The region of Ioannina has been popoulated by Greeks since the Mycenaean era, but the City of Ioannina often called Yannena, was formally founded by the Byzantine Emperor Justinian in the 6th century AD and is the capital and largest city of the region of Epirus with a population of 112,486 (in 2011 census). Ioannina flourished following the Fourth Crusade, when many wealthy Byzantine families fled there in the early 13th century following the sack of Constantinople. It was part of the Despotate of Epirus from 1358 to 1416, before surrendering to the Ottomans in 1430. Between 1430 and 1868 the city was the administrative center of the Pashalik of Yanina. In the period between the 18th and 19th centuries, the city was a major center of the modern Greek Enlightenment. Ioannina became again part of Greece in 1913 following the Balkan Wars.

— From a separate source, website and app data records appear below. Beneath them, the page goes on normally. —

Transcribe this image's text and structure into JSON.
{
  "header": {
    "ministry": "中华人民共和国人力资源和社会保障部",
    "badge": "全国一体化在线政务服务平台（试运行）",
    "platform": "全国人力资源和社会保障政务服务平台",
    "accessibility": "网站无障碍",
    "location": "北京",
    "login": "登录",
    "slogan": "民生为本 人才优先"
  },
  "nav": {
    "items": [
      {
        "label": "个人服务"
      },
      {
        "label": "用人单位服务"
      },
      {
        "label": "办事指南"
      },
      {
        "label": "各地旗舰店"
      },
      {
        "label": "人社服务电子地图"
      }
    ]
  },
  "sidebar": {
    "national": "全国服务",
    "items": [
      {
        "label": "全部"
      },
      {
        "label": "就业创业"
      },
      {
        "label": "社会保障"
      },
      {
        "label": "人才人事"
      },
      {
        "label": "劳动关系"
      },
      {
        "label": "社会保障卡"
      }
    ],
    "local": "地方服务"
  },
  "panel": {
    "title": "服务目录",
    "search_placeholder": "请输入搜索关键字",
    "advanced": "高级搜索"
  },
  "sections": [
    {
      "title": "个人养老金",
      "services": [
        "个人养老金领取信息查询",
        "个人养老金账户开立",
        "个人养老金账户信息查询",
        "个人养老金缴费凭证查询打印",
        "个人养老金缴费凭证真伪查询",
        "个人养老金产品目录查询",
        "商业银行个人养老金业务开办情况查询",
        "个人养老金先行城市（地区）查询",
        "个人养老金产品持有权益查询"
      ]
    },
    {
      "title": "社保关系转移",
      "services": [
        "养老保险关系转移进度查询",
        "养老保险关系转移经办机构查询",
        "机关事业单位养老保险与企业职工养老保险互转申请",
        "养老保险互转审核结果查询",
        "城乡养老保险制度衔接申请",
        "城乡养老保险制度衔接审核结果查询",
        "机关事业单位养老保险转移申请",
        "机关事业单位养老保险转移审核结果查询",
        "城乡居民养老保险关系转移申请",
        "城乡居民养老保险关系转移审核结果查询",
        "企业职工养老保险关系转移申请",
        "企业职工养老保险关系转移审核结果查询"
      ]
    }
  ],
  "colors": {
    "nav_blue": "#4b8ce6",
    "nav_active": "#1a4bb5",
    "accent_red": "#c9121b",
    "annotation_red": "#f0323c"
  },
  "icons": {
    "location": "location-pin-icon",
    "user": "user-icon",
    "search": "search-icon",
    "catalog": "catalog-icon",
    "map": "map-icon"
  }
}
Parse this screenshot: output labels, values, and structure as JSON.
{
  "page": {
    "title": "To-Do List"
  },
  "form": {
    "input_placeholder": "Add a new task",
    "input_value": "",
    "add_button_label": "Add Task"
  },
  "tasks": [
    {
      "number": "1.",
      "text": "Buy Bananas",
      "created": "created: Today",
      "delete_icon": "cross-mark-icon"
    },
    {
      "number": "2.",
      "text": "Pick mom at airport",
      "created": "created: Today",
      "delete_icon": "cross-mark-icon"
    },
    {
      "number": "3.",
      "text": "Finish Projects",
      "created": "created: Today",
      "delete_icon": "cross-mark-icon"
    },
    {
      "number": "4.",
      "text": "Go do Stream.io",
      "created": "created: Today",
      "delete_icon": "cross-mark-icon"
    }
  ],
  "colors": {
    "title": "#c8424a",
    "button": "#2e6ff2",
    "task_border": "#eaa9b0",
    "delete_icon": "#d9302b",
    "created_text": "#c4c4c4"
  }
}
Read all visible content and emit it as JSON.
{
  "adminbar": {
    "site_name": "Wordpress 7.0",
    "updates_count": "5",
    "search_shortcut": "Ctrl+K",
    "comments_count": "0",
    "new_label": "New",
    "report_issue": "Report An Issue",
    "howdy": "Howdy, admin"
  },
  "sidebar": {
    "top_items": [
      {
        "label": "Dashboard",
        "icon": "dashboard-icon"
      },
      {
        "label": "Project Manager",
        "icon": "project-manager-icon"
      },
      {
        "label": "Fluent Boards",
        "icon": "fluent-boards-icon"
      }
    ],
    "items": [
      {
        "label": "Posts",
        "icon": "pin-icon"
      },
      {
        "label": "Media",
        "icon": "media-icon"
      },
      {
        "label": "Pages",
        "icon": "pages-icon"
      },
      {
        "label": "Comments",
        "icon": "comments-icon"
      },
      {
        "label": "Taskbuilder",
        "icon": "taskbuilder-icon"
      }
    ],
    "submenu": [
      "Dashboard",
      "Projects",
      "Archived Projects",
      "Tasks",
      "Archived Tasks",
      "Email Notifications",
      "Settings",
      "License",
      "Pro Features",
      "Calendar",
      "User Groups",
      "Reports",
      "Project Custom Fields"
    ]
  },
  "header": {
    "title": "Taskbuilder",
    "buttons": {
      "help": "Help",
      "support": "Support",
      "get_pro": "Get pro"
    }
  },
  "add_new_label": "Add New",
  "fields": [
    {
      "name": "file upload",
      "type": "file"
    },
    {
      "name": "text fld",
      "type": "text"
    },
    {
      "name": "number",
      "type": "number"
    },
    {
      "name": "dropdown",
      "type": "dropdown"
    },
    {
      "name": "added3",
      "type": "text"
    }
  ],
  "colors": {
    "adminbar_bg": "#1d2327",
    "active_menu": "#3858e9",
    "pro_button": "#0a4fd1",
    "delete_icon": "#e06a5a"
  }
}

The City has a longstanding tradition in commerce and handicraft activities dating back in the 17th century, where merchants from Ioannina traded with important European commercial centers, such as Venice and Livorno, and established commercial and banking houses. The first three owned printing presses that were operating in Venice and published thousands of books for the Ottoman ruled Greek people were established by members of the Ioanniote diaspora. At the same time these merchants and entrepreneurs maintained close economic and intellectual relations with their birthplace and founded charity and education establishments in the City of Ioannina, thus becoming major national benefactors. During the 18th century, every author of the Greek world, was either from Ioannina or was a graduate of one of the city's schools, and the City created the reputation of being number one City in education.
The City is situated on the western shore of lake Pamvotis (Παμβώτις) and is located within the Ioannina municipality, and is the capital of Ioannina regional unit and the region of Epirus. Ioannina is located 450 km (280 miles) northwest of Athens, 290 kilometres (180 miles) southwest of Thessaloniki and 80 km (50 miles) east of the port of Igoumenitsa in the Ionian Sea. Ioannina has a wealth of attractions and museums with most notable attractions; 1) the islet on Lake Pamvotis, referred to as "Nisaki" (Νησάκι, Greek for "little island") by everyone, except its inhabitants, they call it "Nisi" (Νησί, Greek for "lsland"). Passengers are ferried back and forth from the mainland to the island (about a 15-minute ride each way) on small motorboats which run on varying schedules, according to the season, 2) the Castle located in the center of the town, this was the heart of the Despotate of Epirus, and the Ottoman vilayet. The maze-like layout of the castle's streets was allegedly designed to confuse pirates who breached the castle walls: they would get lost within the fortress, and thus be captured before escaping with their booty, 3) The Historic Centre of Ioannina with small traditional shops and houses, and many souvenir shops, 4) The National Archaeological Museum of Ioannina,, which includes archaeological exhibits the history of Epirus from prehistoric times through the 19th century, 5) the ancient theatre of Dodona dating back to the 4th century BC and with 15.000 capacity is one of the best preserved theatres of the ancient world and major Greek plays (ancient and modern) have and still are being staged in the theatre.
In the City of Ioannina the School of Health and Social Welfare of the T.E.I. of Epirus is situated and is compromised by the Department of Nursing, the Department of Speech & Language Therapy and The Department of Early Childhood Care. Also, in the City of Ioannina the University of Ioannina is situated with which the Department of Nursing from the T.E.I. of Eprius collaborates primarily at a postgraduate level. Also, the City of Ioannina has both a General and a University Hospital that provide health and care to the population of the broader region of Epirus and with which the Department of Nursing collaborates for the clinical education of nursing students.